Chip Mondo



View of racism was vastly oversimplified

The Feb. 8 letter, "Pitts is wrong to call conservatives 'racists,' " is a classic oversimplification. The writer uses her own non-racist belief and conservative affiliation to assert that the whole conservative movement must be anti-racist. I'm a soccer fan; that doesn't mean I riot. It also doesn't mean riots related to soccer don't happen. Unfortunately, this type of fallacious reasoning seems to be a prerequisite to call oneself a conservative in our times. Did the "Southern Strategy" never happen? Has the conservative movement not spent 40 years courting white evangelical suburban and rural voters? When you meet someone who doesn't pretend to hide his racism, can you reasonably deduce which way his politics lean?

The conservative message that hard work and determination alone will grant social ascendency is true. True, so long as your employer/supervisor is not racist, sexist, class-conscious, nepotistic, greedy, manipulative, corrupt, incompetent or deeply involved in the derivatives market. It might also help if your appearance, humor, politics, morals and mannerisms do not offend him in any way. Other than that, your work and determination alone should make your "dreams" of food, shelter and access to medicine come true. The so-called meritocracy becomes a little more complex when you remember it is run by people, not platitudes.

To point at a race of people and say that their problems result from their failure to accept in totality an oversimplified understanding of their reality does not make one a racist. It makes one ego-centric. When a political movement composed primarily of another race, which has demonstrably sought to exploit and expand racial bias for political power by creating a culture that leads people to believe their ego-centrism and fallacious reasoning are somehow virtuous in order to court their vote, then that movement smells a bit racist.

Jeff Woodhead



Despite the lack of ice, event was a big success

Who would have ever thought that Mother Nature would keep Western New York's waterways ice-free into the month of February? Despite that unanticipated reality, the Labatt Blue Pond Hockey Tournament was a big hit for the 60-plus teams and their loyal fans who opted to participate in a reorganized street hockey event.

Although too late to provide ice, Buffalo's usual wintry wonderland blew in mightily Friday night and escalated into Saturday and Sunday, testing the mettle of even the most ardent cold-weather enthusiasts.
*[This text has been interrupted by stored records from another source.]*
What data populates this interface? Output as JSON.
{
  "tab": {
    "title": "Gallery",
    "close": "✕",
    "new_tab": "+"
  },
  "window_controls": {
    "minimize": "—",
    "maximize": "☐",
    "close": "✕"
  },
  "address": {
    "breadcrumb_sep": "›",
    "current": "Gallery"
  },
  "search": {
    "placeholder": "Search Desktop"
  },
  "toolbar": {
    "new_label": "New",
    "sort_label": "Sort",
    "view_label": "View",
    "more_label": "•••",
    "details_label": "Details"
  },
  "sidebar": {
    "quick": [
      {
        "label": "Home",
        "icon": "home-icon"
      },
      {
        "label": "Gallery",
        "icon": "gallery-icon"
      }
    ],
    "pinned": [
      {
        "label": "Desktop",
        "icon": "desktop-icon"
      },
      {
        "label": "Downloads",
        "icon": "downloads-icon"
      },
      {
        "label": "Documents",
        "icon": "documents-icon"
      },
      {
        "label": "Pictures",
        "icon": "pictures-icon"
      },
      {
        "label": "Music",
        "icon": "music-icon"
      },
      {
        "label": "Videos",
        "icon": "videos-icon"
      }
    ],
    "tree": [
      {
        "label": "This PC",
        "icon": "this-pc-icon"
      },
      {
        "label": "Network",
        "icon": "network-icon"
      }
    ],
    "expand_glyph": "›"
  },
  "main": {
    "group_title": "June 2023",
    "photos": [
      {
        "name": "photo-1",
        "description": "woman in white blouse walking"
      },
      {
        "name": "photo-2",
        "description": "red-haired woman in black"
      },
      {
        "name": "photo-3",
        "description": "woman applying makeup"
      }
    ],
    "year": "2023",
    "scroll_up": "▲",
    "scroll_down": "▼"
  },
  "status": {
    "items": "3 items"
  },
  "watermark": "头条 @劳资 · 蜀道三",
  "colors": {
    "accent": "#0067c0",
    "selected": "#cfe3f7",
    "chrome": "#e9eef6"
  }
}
The hearty souls who braved Buffalo's usually frigid elements were treated to a well-organized, competitive and enjoyable experience on the waterfront.

The city's Public Works Department, entertainers, volunteers and the Labatt's team should be very proud of the extraordinary event that took place last weekend under extreme circumstances. Hats off to Labatt for its wholehearted commitment for making the annual hockey tourney a first-class event in the face of the surprising weather-related obstacles.

Nick Bonifacio

Interim Executive Director

Police Athletic League


Will is wrong to equate money with free speech

Bravo to George Will for exposing the ways that various states and municipalities attempt to impede the free speech of their citizens. Such pettifogging laws and regulations should be struck down wherever they exist.

But, even when Will is right, he just can't see the difference between speech (influencing someone by speaking) and money (influencing someone by giving them cash). How much he must love money, to grant it the human capacity to speak. Of course, we all know what we mean when we say that "money talks."

The problem with equating money with speech is that it undermines the democratic concept of "one man, one vote." Sadly, today's candidates must have money, and lots of it, to succeed; so the donor who gives them (or their super PAC) the most money exerts the most influence. Given the amounts of money that the super PACs appear able to raise, we may well see them exert more influence on candidates than the political parties themselves in the future.

Does anyone really believe that this is what the founders meant when they wrote that "Congress shall make no law abridging the freedom of speech"?

Joseph R. Riggie